The country’s second largest bank has boosted its “mortgage prime” to 2.85% from 2.70%, where it has stood since July 2015.
“This is the first time we’ve increased our TD Mortgage Prime rate independent of a Bank of Canada rate change,” said spokesperson Cheryl Ficker. “We regularly review our rates and adjust them based on a number of factors, including the cost that TD pays to fund mortgages. Bank of Canada rate changes are only one of these factors.”
The move comes after a series of government rules (new capital requirements, default insurance restrictions and securitization limits), which raise the cost of mortgage lending. Borrowers looking to blame someone should aim their frustrations at the Department of Finance. The DoF has been continually imposing stealth rate hikes on Canada’s mortgage market via regulatory changes that make it more expensive for lenders to lend.
Consumers and the mortgage industry alike are now waiting to see if the other Big 6 banks follow TD’s lead. There’s a fair chance they may. If they do, it would mean they’ve passed through just 15 bps of the last 50 bps in BoC rate cuts.
“Increasing our rates is not a decision we take lightly,” adds Ficker. “We consider the impact on our customers before proceeding with any rate change, and we communicate directly with customers whose loans or mortgages are affected.”
A few important TD-specific points:
- This move impacts TD’s variable-rate mortgage customers only. “The rate for HELOC customers is based on TD’s Prime rate, which remains unchanged at 2.70%,” Ficker says. “There is no impact to HELOC customers as a result of the change in TD Mortgage Prime rate.”
- It’s notable that TD has increased it’s VRM discount from prime – 0.10% to prime – 0.25%. That means new customers are somewhat insulated from this change (for now). It is existing VRM customers who get the shaft.
- Our sources suggest TD’s discretionary VRM rates have moved to 2.35% (TD mortgage prime, minus 50 bps). At first glance (not factoring in prime), that makes TD sound more appealing than other banks which are in the prime – 0.45% range.
- Those currently in TD variable-rate mortgages won’t see their payment increase, but they will start paying more interest and less principal.

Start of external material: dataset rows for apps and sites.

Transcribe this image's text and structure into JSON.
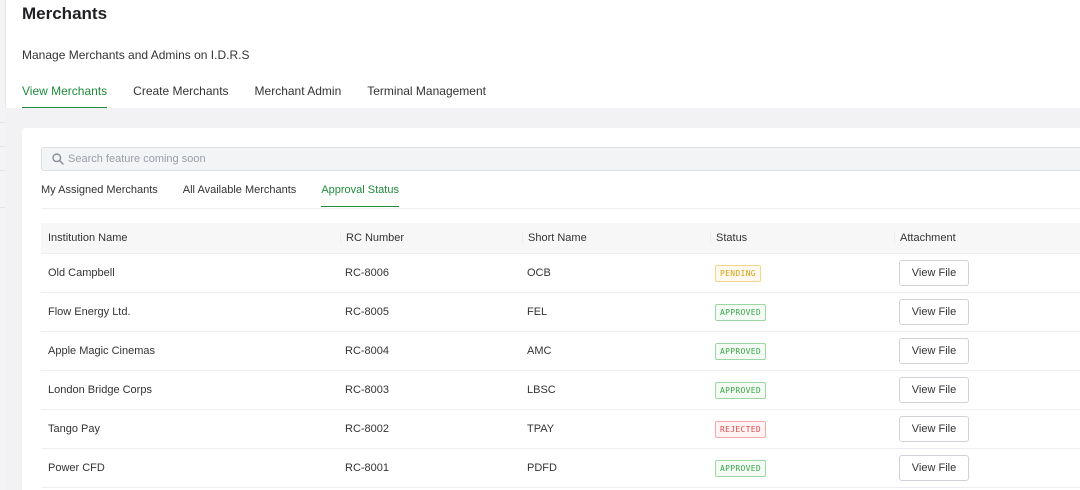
{
  "header": {
    "title": "Merchants",
    "subtitle": "Manage Merchants and Admins on I.D.R.S"
  },
  "main_tabs": [
    {
      "label": "View Merchants",
      "active": true
    },
    {
      "label": "Create Merchants",
      "active": false
    },
    {
      "label": "Merchant Admin",
      "active": false
    },
    {
      "label": "Terminal Management",
      "active": false
    }
  ],
  "search": {
    "placeholder": "Search feature coming soon",
    "icon": "search-icon"
  },
  "sub_tabs": [
    {
      "label": "My Assigned Merchants",
      "active": false
    },
    {
      "label": "All Available Merchants",
      "active": false
    },
    {
      "label": "Approval Status",
      "active": true
    }
  ],
  "table": {
    "columns": [
      "Institution Name",
      "RC Number",
      "Short Name",
      "Status",
      "Attachment"
    ],
    "rows": [
      {
        "institution": "Old Campbell",
        "rc": "RC-8006",
        "short": "OCB",
        "status": "PENDING",
        "status_kind": "pending",
        "attachment": "View File"
      },
      {
        "institution": "Flow Energy Ltd.",
        "rc": "RC-8005",
        "short": "FEL",
        "status": "APPROVED",
        "status_kind": "approved",
        "attachment": "View File"
      },
      {
        "institution": "Apple Magic Cinemas",
        "rc": "RC-8004",
        "short": "AMC",
        "status": "APPROVED",
        "status_kind": "approved",
        "attachment": "View File"
      },
      {
        "institution": "London Bridge Corps",
        "rc": "RC-8003",
        "short": "LBSC",
        "status": "APPROVED",
        "status_kind": "approved",
        "attachment": "View File"
      },
      {
        "institution": "Tango Pay",
        "rc": "RC-8002",
        "short": "TPAY",
        "status": "REJECTED",
        "status_kind": "rejected",
        "attachment": "View File"
      },
      {
        "institution": "Power CFD",
        "rc": "RC-8001",
        "short": "PDFD",
        "status": "APPROVED",
        "status_kind": "approved",
        "attachment": "View File"
      }
    ]
  },
  "colors": {
    "accent": "#1f8a3c",
    "pending": "#d4a017",
    "approved": "#3aa64a",
    "rejected": "#e0484d"
  }
}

By contrast, many other lenders have adjustable-rate payments that float with prime rate. If those lenders match TD, their customers will see their adjustable-rate payments rise about $7-8 for every $100,000 in mortgage balance.
This is not the first time TD has broken with convention on prime rate. In July 2015 it tried to lower prime by only 10 bps to 2.75%, despite a 25 bps rate but by the BoC. But other banks didn’t match TD’s gambit, so TD had to follow their lead and set prime at 2.70%.
In 2010 TD and CIBC tried to cut prime by only 15 bps following a 25 bps BoC reduction. Eleven days later they matched the other banks and cut the full 25 bps.